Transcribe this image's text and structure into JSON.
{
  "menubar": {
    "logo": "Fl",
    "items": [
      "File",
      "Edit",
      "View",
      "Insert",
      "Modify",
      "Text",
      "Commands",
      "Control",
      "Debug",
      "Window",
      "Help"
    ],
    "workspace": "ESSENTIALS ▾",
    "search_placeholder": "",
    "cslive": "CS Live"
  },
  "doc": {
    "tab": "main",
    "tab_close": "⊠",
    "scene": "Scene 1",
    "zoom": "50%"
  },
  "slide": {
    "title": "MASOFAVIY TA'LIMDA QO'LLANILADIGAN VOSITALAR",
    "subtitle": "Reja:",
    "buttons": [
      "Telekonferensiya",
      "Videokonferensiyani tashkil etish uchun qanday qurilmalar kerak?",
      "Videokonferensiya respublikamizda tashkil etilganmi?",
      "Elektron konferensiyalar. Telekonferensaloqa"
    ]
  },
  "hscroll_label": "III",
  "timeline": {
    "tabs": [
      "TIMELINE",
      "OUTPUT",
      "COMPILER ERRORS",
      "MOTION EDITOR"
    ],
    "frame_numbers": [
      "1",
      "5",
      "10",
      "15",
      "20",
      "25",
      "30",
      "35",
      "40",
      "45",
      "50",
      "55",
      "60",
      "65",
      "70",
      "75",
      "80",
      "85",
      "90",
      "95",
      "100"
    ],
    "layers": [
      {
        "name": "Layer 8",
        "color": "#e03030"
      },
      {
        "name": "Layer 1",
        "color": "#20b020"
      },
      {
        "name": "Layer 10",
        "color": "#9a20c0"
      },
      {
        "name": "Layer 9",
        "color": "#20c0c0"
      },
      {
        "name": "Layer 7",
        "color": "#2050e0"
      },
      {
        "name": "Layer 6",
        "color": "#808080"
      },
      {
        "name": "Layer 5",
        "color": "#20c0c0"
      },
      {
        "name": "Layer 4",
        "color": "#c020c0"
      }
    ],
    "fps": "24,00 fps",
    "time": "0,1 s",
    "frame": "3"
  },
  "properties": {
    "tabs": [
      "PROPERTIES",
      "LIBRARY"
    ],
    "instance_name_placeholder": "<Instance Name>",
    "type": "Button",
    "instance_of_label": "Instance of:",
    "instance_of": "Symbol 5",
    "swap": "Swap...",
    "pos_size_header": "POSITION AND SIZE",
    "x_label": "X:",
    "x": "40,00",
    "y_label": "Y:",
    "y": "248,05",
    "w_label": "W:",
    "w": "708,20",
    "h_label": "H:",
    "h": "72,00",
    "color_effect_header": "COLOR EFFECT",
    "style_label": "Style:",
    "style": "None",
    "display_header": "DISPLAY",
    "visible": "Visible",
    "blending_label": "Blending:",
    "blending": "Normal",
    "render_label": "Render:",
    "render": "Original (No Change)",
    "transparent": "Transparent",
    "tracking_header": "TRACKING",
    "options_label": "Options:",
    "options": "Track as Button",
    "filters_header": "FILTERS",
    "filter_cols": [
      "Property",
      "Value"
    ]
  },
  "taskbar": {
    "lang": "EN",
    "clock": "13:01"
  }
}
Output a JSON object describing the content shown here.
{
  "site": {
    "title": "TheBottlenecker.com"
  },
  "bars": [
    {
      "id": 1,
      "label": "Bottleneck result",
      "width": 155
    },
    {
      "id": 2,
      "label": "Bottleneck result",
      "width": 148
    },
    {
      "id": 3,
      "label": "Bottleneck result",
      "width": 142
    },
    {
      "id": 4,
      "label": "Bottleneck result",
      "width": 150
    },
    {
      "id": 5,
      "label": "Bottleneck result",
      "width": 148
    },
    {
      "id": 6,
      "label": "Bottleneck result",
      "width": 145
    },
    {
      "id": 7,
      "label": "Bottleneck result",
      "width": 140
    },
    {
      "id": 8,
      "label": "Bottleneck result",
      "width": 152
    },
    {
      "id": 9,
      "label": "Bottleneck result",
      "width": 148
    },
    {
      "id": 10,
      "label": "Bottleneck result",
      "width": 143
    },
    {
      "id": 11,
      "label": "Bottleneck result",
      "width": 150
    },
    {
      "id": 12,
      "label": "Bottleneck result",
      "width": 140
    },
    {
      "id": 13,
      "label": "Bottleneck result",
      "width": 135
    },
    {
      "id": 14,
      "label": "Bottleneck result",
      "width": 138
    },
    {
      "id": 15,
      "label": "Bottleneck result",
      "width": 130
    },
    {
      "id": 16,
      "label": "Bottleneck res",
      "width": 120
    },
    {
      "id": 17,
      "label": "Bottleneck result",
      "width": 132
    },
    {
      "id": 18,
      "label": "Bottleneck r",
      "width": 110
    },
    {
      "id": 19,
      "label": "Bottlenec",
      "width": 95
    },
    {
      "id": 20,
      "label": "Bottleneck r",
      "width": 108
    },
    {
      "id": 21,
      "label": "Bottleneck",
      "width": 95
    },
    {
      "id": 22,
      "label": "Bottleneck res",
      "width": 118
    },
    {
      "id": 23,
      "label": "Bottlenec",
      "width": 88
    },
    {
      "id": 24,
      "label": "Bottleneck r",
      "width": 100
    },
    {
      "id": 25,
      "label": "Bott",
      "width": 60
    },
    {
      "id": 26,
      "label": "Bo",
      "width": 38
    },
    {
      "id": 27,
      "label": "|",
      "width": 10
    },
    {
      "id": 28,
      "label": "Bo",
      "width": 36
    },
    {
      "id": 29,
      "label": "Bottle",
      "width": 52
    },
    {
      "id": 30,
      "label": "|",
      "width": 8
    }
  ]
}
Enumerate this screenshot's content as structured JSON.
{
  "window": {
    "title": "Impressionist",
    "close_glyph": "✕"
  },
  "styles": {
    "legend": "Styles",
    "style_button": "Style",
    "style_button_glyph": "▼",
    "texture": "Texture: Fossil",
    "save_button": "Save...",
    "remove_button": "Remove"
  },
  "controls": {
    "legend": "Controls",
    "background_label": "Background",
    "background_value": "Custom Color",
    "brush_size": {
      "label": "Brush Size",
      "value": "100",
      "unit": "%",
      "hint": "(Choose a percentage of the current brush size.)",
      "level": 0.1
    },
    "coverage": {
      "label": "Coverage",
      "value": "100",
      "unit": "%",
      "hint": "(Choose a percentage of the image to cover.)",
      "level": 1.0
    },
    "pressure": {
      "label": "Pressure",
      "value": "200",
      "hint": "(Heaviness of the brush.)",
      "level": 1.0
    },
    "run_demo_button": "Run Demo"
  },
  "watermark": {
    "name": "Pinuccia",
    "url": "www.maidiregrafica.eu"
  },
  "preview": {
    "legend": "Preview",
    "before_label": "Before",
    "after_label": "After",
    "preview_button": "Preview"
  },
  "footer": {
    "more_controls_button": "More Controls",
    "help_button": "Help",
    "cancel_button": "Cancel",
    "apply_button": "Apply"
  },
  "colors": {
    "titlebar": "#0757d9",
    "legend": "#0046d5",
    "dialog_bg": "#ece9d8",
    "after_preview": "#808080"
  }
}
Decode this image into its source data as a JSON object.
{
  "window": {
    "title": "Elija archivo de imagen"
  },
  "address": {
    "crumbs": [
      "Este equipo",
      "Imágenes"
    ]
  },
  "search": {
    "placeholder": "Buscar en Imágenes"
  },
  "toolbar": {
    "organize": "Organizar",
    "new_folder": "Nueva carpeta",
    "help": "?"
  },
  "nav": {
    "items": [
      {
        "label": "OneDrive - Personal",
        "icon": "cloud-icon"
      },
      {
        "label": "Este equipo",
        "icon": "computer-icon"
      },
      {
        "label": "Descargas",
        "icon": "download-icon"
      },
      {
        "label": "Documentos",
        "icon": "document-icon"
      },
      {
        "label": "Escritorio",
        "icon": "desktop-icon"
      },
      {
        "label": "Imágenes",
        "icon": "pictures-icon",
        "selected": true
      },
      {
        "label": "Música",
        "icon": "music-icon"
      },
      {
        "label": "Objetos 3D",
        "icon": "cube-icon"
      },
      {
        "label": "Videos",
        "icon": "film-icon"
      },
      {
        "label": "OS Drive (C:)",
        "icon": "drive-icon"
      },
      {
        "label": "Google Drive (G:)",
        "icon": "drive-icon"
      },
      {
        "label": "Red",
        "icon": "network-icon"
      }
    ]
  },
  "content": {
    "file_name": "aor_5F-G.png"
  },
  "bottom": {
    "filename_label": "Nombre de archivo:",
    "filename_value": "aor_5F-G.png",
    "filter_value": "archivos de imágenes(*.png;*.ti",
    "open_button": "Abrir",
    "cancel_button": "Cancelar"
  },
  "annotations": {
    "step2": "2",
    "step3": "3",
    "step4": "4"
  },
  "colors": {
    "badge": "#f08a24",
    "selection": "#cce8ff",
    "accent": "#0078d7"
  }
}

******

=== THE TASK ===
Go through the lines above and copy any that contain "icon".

=== RESPONSE TO THE EXERCISE ===
        "icon": "cloud-icon"
        "icon": "computer-icon"
        "icon": "download-icon"
        "icon": "document-icon"
        "icon": "desktop-icon"
        "icon": "pictures-icon",
        "icon": "music-icon"
        "icon": "cube-icon"
        "icon": "film-icon"
        "icon": "drive-icon"
        "icon": "drive-icon"
        "icon": "network-icon"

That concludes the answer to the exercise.